Basically what you need to make the guide is 2 wood blocks, 2 mirrors and a means of sticking them together. In my case, I used double stick carpet tape. If you don't have 2 small mirrors, you will also need a glass cutting kit & a straight edge.
Step 2: Making the Drill Guide
I happened to have a couple 3/4" thick scraps already glued together from a previous box joint project which was convenient. But starting from scratch, you'll want to cut your pieces 2 1/2" x 4 3/4" and 3 1/4" x 4 3/4" if using 3/4" material. If you have precut mirrors, you'll want to cut your boards to match your mirrors. I like the 3/4" board because it gives the guide a bit more weight and stands nicely. The measurements aren't exact so use the odds & ends you have lying around. Even if you've burned some holes in 'em like I did, they'll still work just fine.

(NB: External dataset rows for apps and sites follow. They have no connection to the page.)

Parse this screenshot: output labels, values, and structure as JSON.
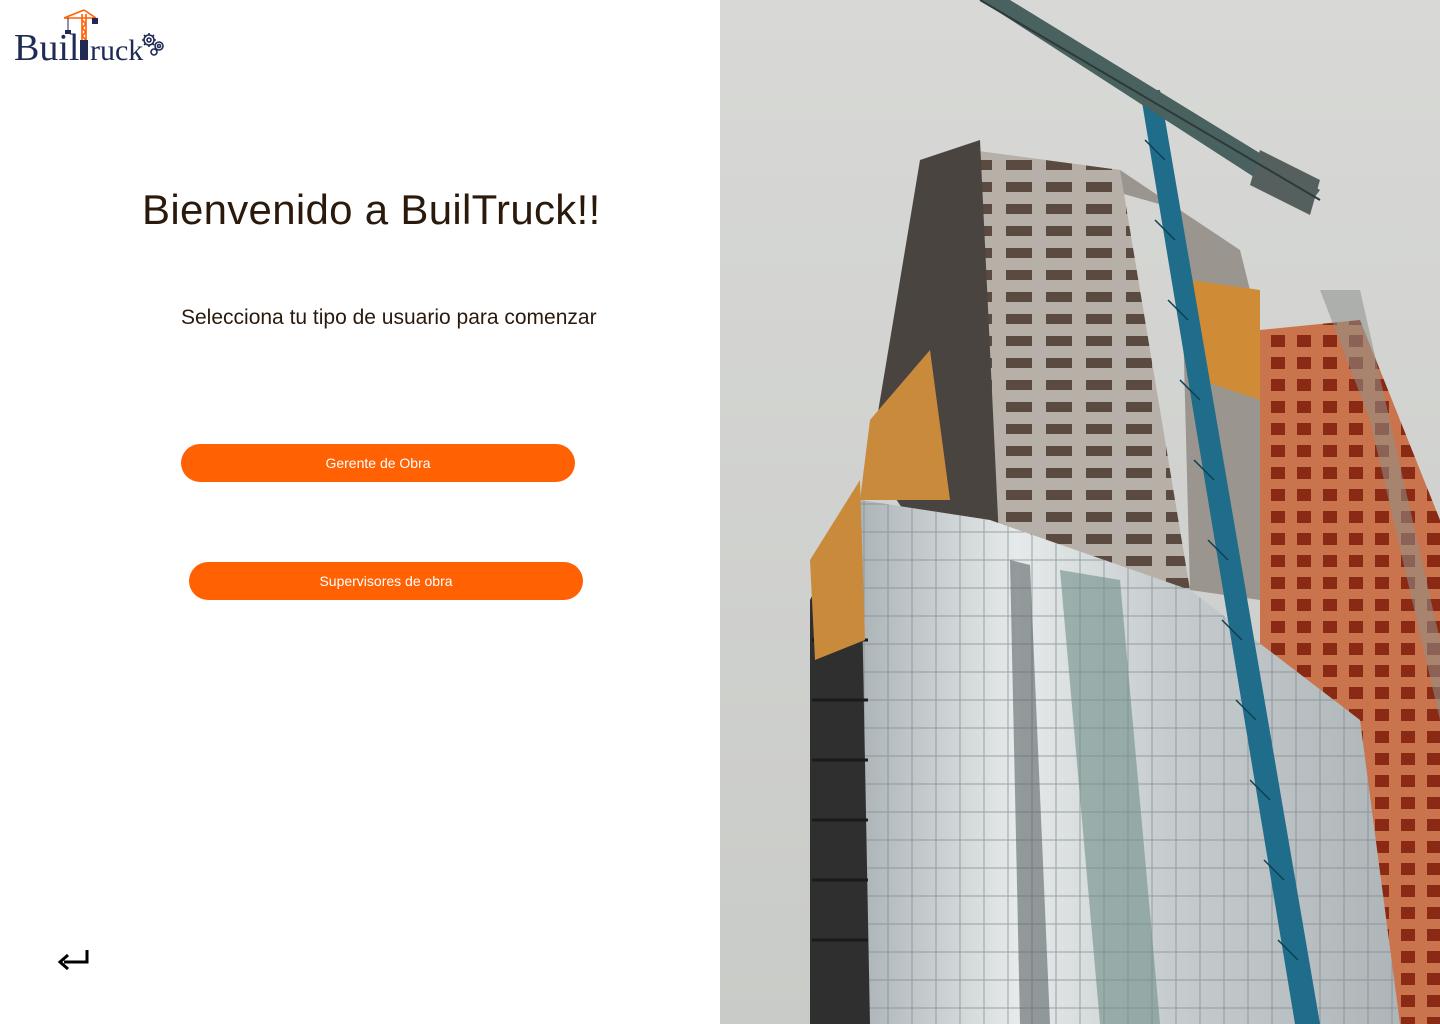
{
  "brand": {
    "name": "BuilTruck",
    "logo_text_left": "Buil",
    "logo_text_right": "ruck",
    "navy": "#1f2a55",
    "accent": "#ff6103"
  },
  "welcome": {
    "title": "Bienvenido a BuilTruck!!",
    "subtitle": "Selecciona tu tipo de usuario para comenzar"
  },
  "roles": {
    "gerente_label": "Gerente de Obra",
    "supervisor_label": "Supervisores de obra"
  },
  "navigation": {
    "back_icon": "return-arrow-icon"
  },
  "hero": {
    "icon": "construction-building-photo"
  }
}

Attach the 2 wood pieces together at 90° with glue and a couple screws.
I wasn't able to take pics while cutting the mirrors, but it's very easy on thin glass. Simply dip the cutter wheel in oil and then run it along a straight edge lined up on your mark. If it makes a scratchy "fingers on the chalkboard" sound, you doing great. Light pressure is all it takes to score the mirror which can then be snapped off. When breaking it, I like to support one side of the glass on my workbench top with the scoreline even with the edge of the bench. This makes it easy to break the piece by deflecting the other side downward. It is always a good idea to wear leather gloves & eye protection when cutting glass and mirror. Remember that one mirror needs to be slightly narrower to accommodate the width of the other mirror (i.e. 2 1/2" wide and 2 3/8" wide if using 1/8" mirror).
Once your glue has dried and your mirrors are cut, attach the mirrors using double stick carpet tape or an adhesive.
Step 3: Using the Double Mirror Drill Guide
To use the guide simply place it behind the bit and bring all four bits you see into alignment with each other. In the first picture it is obvious that my bit is not close to 90° in any direction because the bits are not parallel in the mirrors. In the second picture, you can see I am much closer to 90° although still not perfectly aligned. Snapping this picture proved to be a bit "testy" but you get the idea.
The beauty of this simple guide is that you can make adjustments as you drill to keep the bit at 90° to the surface. While not as precise as a drill press, it is quite accurate when drilling pieces too big for the press. The other advantage is that the guide is out of the way of the drill allowing the use of any size bit whether large or small.
I hope this little drill guide will be useful to you. I look forward to your comments & suggestions!